The dress for 7 December used to be my mother’s. When I was 14, we were doing an English class assignment on beauty standards, and I read an article that said women with particular body shapes ought not to wear turtlenecks. It’s a small and silly thing, but I internalised it – quite in contrast with the point of the assignment! – and couldn’t wear turtlenecks again until I was given this. And I thought, well, I like grey, and I like this dress, and I like the person who is offering it to me, so I will do away with prescriptions that are designed to make one feel bad about one’s body.

Me, a pale, curly haired woman with glasses, stand with my hands behind my back against a red wall, with white skirting and a bit of angled white ceiling visible. My hair is tied up with a red scarf. I am wearing a white cardigan over a long red dress with white daisies on it.Today is the 8th, and it has not warmed up, but I am also avoiding the outdoors, so we have a summer dress. The scarf was a gift from a cousin, the cardigan, which I wore the other day, was my grandmother’s gift to my mother, and the dress is a hand-me-down from one of my oldest friends. (That is, she has known me for my entire life, and she has also been alive for a longer time than most of my friends.) I’ve had it for four years and have only worn it a handful of times because the buttonholes are, shall we say, not quite a fit for the buttons. I should whip out the needle and thread sometime and fix it up, because it’s a lovely dress.

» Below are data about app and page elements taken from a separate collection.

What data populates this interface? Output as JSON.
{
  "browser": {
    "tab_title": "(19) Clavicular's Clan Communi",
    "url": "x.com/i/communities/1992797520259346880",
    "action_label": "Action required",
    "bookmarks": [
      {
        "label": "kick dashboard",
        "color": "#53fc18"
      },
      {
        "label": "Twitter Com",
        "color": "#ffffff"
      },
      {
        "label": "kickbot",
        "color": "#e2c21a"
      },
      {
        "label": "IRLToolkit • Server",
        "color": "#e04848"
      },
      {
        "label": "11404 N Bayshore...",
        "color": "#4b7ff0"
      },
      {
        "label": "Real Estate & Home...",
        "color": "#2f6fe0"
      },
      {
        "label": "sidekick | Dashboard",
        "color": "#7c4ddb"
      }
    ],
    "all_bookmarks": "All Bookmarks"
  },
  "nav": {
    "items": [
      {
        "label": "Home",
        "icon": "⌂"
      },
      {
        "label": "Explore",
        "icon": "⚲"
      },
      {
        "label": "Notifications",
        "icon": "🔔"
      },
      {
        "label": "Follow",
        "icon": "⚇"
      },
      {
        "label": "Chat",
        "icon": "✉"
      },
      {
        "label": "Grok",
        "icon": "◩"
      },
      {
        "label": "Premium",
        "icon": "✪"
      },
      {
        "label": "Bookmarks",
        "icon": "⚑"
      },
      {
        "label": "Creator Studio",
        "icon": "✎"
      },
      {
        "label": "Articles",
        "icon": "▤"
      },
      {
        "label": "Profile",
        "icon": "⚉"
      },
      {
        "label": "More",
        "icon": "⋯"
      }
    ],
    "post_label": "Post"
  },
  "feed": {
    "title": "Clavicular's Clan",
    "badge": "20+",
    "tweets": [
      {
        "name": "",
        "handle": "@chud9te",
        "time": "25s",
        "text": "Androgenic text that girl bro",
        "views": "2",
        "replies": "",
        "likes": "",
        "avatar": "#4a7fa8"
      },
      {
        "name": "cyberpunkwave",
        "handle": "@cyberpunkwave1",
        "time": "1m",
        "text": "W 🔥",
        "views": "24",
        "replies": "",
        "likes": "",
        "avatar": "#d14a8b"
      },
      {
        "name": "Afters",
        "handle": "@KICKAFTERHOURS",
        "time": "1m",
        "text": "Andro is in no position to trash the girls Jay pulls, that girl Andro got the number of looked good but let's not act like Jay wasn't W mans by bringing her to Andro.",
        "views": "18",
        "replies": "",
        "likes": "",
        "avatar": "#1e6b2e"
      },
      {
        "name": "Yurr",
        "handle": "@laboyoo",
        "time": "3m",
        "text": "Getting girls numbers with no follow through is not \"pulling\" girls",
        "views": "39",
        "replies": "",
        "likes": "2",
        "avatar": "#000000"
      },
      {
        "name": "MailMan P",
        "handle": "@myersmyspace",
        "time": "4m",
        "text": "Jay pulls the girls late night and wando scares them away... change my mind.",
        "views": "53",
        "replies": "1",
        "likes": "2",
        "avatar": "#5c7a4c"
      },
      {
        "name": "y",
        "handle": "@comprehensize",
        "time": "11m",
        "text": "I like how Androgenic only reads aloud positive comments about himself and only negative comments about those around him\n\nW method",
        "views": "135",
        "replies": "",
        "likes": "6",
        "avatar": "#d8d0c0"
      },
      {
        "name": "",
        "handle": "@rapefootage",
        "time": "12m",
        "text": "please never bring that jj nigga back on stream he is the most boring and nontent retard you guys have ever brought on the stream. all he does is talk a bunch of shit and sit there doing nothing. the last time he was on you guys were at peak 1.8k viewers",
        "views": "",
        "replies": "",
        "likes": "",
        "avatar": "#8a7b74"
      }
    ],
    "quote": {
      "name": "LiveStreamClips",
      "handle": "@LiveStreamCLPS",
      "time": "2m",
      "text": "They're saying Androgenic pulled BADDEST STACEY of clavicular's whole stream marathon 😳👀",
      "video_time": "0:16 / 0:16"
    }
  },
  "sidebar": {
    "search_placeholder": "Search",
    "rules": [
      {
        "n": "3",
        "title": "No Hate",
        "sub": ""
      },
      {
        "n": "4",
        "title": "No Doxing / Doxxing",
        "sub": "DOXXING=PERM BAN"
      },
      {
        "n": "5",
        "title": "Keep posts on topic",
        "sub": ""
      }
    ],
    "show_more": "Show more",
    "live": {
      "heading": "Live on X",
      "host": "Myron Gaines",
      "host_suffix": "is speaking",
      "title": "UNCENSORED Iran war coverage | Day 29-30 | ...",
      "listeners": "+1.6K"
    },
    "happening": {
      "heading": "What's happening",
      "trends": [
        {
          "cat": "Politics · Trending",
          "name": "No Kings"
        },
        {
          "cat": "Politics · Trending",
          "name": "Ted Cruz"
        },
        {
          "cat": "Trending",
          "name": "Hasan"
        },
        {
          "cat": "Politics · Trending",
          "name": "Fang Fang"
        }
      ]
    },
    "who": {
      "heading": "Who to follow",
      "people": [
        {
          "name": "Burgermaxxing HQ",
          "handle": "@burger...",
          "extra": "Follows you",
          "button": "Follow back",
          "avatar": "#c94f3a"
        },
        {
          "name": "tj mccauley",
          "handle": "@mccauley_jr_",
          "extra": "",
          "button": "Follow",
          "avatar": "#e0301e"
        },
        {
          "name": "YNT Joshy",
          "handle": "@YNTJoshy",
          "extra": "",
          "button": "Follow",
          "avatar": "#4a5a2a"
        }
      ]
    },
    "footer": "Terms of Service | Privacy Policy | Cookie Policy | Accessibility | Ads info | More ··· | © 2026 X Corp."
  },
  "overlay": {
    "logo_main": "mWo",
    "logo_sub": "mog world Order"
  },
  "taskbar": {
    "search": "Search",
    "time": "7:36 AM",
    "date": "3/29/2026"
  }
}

Well, that’s all for now. Please donate to the campaign and/or spread the word.